BEGIN
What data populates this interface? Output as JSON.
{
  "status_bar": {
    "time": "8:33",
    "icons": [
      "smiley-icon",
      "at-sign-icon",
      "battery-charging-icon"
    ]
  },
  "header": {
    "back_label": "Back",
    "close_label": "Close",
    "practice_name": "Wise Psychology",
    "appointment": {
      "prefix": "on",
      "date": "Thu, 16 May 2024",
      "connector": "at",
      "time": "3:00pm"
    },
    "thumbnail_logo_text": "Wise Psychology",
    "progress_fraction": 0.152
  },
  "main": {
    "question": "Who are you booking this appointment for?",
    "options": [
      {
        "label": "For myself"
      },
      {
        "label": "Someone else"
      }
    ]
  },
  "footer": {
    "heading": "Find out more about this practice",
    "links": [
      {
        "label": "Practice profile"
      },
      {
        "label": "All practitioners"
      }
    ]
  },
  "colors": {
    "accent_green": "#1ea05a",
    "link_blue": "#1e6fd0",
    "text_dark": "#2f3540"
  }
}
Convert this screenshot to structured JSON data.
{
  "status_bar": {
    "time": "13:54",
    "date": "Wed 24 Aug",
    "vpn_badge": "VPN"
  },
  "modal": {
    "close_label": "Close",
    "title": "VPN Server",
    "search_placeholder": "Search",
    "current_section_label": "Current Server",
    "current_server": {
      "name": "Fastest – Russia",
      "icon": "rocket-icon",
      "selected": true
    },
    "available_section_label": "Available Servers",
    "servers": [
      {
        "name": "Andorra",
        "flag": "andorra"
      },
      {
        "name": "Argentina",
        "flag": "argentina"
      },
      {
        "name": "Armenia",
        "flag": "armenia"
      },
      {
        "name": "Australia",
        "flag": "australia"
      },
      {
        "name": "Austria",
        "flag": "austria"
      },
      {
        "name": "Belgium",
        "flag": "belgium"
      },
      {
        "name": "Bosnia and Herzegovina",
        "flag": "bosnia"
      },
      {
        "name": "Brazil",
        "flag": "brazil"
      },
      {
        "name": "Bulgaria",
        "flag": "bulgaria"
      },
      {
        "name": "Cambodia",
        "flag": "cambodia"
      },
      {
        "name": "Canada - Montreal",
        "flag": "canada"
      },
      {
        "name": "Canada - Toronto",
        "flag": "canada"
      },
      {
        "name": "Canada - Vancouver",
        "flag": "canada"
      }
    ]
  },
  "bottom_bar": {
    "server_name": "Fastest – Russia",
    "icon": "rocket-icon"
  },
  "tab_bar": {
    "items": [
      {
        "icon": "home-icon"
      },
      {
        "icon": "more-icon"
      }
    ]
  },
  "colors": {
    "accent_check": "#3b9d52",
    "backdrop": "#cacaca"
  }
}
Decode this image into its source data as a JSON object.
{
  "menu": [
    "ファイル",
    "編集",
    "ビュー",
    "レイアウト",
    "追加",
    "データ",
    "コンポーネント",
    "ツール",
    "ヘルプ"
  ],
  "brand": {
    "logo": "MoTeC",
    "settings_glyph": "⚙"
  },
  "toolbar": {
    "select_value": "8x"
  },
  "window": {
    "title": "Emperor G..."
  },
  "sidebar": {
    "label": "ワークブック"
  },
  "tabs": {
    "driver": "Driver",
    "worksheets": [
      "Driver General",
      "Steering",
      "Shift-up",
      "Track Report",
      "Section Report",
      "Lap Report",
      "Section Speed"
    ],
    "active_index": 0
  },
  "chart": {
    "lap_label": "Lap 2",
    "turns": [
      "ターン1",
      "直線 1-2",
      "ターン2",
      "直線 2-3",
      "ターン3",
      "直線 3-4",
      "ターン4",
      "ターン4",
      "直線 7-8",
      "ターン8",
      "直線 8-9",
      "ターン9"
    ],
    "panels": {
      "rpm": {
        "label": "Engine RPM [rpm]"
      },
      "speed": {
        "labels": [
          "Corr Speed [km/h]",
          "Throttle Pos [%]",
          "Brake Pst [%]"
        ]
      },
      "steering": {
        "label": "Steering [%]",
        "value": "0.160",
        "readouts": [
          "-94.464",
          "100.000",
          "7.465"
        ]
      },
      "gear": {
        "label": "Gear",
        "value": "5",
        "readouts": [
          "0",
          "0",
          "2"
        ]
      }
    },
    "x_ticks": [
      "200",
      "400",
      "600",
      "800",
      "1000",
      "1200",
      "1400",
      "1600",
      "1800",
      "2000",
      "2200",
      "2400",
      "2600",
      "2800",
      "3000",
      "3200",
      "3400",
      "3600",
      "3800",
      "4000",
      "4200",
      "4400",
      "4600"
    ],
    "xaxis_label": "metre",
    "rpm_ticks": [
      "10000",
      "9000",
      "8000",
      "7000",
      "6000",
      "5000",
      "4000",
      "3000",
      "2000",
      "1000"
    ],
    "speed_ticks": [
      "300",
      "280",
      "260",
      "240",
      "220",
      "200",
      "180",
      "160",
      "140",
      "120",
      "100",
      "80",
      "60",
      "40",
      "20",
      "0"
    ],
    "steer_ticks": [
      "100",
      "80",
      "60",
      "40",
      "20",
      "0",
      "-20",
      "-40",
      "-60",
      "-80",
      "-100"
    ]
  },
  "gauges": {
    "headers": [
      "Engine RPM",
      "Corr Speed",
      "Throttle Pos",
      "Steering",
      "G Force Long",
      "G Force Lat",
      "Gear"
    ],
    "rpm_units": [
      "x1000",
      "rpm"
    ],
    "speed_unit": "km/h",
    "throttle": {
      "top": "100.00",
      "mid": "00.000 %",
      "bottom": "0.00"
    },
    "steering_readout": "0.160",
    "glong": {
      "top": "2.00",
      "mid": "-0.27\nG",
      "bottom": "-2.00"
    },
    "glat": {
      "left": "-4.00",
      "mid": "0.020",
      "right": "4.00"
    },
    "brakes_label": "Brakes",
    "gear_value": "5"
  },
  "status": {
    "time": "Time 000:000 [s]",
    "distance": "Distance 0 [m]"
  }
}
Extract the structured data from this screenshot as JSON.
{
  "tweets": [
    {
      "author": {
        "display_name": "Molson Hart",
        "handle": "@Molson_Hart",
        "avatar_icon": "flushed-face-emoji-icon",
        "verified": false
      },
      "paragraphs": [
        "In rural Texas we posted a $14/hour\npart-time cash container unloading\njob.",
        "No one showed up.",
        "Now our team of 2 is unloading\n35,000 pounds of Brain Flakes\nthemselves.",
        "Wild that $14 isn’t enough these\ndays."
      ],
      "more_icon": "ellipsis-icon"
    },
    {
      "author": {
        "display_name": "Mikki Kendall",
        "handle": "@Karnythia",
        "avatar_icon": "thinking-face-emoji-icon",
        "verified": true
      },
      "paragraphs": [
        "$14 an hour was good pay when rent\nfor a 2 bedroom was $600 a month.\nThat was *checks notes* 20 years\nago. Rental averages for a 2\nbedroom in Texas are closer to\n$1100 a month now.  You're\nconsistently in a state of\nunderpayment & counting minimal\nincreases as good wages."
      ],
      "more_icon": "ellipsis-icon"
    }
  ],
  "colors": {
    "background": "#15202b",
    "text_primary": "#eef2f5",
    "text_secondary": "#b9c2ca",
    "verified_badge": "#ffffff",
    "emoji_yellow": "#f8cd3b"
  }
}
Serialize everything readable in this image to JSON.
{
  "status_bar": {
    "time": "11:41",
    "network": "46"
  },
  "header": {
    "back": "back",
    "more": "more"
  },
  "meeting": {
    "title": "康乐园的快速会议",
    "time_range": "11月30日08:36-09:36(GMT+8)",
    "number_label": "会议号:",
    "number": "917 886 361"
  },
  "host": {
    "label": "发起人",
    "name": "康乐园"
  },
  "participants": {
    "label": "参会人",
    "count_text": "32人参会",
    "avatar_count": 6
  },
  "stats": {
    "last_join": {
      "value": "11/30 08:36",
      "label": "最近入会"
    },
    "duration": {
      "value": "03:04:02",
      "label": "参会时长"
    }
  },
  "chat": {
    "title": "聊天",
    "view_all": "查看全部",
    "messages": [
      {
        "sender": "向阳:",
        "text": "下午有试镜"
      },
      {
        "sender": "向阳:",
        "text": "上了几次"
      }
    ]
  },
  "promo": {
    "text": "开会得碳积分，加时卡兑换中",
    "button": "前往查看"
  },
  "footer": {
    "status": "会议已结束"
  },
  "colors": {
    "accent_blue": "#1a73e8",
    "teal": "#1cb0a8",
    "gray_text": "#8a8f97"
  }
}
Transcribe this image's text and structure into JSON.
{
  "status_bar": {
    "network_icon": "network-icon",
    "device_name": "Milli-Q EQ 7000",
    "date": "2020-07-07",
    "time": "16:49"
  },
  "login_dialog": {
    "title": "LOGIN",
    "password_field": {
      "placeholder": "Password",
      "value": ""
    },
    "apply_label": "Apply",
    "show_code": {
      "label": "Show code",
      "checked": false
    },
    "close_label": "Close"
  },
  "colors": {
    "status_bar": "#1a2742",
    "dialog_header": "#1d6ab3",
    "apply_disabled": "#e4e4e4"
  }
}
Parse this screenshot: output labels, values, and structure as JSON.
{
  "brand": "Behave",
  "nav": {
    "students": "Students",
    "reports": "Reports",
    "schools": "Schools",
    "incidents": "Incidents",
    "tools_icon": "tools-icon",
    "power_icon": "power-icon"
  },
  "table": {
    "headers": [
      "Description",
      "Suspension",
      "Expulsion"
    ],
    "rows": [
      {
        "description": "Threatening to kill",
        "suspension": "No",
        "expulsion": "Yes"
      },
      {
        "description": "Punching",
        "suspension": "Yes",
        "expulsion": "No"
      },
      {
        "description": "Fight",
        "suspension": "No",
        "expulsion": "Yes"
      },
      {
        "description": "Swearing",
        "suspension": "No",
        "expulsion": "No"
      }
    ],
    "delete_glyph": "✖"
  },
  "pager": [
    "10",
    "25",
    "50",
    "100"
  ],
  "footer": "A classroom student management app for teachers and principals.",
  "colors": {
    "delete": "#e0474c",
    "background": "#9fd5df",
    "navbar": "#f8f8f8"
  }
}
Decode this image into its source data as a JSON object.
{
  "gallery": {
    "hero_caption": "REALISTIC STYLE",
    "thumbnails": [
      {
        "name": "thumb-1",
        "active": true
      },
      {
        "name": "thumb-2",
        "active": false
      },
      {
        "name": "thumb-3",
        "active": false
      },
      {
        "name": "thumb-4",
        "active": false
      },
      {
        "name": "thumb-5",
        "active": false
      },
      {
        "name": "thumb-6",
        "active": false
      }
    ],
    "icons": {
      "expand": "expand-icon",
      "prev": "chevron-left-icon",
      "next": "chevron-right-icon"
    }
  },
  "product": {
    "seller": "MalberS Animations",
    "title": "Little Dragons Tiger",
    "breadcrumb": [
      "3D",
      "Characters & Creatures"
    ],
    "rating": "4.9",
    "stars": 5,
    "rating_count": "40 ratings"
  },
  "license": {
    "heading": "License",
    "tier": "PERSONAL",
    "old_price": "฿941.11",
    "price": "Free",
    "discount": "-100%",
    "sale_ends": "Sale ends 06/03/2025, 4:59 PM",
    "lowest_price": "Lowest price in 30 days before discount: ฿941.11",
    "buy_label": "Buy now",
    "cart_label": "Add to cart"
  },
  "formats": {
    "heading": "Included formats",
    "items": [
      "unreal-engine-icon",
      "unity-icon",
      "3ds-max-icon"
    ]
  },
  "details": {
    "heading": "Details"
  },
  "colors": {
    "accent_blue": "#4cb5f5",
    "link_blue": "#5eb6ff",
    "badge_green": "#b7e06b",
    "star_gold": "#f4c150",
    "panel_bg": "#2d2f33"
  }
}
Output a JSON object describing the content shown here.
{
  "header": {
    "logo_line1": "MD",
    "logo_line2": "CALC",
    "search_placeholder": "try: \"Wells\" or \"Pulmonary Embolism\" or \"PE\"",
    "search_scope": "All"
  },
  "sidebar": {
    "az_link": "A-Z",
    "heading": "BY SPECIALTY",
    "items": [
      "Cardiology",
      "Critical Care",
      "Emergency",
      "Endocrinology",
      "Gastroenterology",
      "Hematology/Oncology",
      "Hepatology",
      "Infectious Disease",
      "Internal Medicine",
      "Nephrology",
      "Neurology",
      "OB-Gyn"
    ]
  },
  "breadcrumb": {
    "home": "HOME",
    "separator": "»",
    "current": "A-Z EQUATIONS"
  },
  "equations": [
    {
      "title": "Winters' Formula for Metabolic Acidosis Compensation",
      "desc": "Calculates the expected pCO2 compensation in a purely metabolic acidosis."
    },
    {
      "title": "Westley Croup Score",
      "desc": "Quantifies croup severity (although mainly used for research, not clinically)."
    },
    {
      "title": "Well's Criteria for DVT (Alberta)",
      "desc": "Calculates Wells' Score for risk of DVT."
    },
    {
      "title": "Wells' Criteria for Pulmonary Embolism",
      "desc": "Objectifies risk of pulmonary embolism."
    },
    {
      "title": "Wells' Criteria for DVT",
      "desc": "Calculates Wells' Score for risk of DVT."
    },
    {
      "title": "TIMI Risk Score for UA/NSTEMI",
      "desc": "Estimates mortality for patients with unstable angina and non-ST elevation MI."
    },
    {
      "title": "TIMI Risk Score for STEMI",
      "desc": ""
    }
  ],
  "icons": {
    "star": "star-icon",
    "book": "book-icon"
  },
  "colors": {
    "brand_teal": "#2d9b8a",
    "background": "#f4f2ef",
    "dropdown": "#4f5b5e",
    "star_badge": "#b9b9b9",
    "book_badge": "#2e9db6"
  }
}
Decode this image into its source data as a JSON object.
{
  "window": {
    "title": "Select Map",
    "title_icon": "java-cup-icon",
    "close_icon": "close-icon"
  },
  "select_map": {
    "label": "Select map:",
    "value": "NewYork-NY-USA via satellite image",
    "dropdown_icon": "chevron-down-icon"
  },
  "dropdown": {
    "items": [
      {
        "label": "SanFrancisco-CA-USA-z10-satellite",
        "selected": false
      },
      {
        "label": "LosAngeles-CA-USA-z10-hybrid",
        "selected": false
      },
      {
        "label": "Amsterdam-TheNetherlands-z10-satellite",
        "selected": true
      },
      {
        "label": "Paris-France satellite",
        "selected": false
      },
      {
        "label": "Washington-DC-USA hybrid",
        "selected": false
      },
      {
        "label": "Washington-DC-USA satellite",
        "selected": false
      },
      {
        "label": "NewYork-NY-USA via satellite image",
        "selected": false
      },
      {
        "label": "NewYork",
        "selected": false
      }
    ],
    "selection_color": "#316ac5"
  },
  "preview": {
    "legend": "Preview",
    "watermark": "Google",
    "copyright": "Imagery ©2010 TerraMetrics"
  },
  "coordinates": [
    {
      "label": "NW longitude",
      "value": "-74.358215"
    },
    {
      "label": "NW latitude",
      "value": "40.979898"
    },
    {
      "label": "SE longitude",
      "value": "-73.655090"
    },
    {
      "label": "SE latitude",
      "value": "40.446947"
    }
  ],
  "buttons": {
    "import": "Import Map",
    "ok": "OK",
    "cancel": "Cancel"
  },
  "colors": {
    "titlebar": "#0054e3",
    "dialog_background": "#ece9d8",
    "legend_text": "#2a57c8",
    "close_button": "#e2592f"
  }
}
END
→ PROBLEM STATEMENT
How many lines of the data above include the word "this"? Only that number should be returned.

→ COMPLETED TASK
11